"This is a classic ransomware attack," Chief Financial Officer Eivind Kallevik told a news conference, adding that the company had not identified the hackers. "The situation is quite severe."
The Norwegian National Security Authority (NNSA), the state agency in charge of cybersecurity, said the attack used a virus known as LockerGoga, a relatively new strain of so-called ransomware which encrypts computer files and demands payment to unlock them.
Kallevik, who could not turn on his desktop computer or access files, would not say whether a specific sum had been asked for. However, when asked if the company planned to pay to unlock its systems, he said the intention was to restore them from backup servers.
"We have good back-up systems and we have plans on how to restore it," he said.
The attack began in the United States on Monday evening and escalated overnight, hitting IT systems across most of the company's activities and forcing staff to issue updates via social media.
"It is too early to indicate the operational and financial impact, as well as timing to resolve the situation," Hydro said in a regulatory filing via the Oslo Stock Exchange.
However, Kallevik said the financial impact was limited so far.
"It is mostly direct labor: some of the activities that we use computers to do, today we use manual labor. We have to add some more people," he told Reuters.
News of Hydro's plant outages pushed aluminium prices to a three-month high on the London Metal Exchange. The company's shares fell as much 3.4 percent before recovering to trade 0.8 percent lower by 1438 GMT.
The LockerGoga malware is not widely used by cyber crime groups, cyber security researchers said, but has been linked to an attack on French engineering consultancy Altran Technologies in January.
Haakon Bergsjoe, head of NNSA's National Cyber Security Centre, said there were no reports of other companies affected on Tuesday.
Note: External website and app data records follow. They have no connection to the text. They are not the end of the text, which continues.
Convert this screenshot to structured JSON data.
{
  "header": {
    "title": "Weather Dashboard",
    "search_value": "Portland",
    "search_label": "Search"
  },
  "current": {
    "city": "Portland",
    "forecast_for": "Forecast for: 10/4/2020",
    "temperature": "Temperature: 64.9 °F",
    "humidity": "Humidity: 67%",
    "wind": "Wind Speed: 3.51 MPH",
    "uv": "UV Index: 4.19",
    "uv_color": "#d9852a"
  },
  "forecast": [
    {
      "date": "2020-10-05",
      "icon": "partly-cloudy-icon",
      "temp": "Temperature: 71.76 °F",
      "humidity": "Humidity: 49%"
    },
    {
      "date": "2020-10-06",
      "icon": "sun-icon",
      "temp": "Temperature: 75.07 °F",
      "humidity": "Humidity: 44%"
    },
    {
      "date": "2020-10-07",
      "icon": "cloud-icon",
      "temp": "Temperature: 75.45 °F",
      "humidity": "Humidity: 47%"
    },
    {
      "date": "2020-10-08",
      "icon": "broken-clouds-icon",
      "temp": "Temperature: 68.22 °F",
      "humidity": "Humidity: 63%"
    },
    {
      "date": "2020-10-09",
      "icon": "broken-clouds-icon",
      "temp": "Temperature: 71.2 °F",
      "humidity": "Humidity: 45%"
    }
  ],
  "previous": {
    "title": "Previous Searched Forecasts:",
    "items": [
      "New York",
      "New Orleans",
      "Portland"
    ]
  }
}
All major Norwegian companies had been warned in the wake of the attack on Hydro, he told Reuters.
The last publicly acknowledged cyber attack in Norway was on software firm Visma, when hackers allegedly working on behalf of Chinese intelligence breached its network to steal secrets from its clients.
Companies and governments have become increasingly concerned about the damage hackers can cause to industrial systems and critical national infrastructure following a number of high-profile cyber attacks.
In 2017, hackers later accused by the United States of working for the North Korean government unleashed billions of dollars worth of damage with the Wannacry ransomware virus, which crippled hospital, banks and other companies worldwide.
Pyongyang has denied the allegations.
Other cyber attacks have downed electricity grids and transport systems in recent years, and an attack on Italian oil services firm Saipem late last year destroyed more than 300 of the company's computers.
Hydro makes products across the aluminium value chain, from the refinement of alumina raw material via metal ingots to bespoke components used in cars and construction.
The company's hydroelectric power plants were running as normal on isolated IT systems unaffected by the outage, as was the alumina operation and smelters located outside Norway, including in Qatar and Brazil, Hydro said.
Hydro, which has 36,000 employees in 40 countries, made a net profit of 4.3 billion Norwegian crowns (US$505 million) last year on sales of 159.4 billion.
At its headquarters in the suburbs of Oslo, signs at the entrances warned employees not to log on to the IT system.
(Additional reporting by Nerijus Adomaitis in Oslo, with Jack Stubbs and Barbara Lewis in London; Editing by Kirsten Donovan and David Holmes)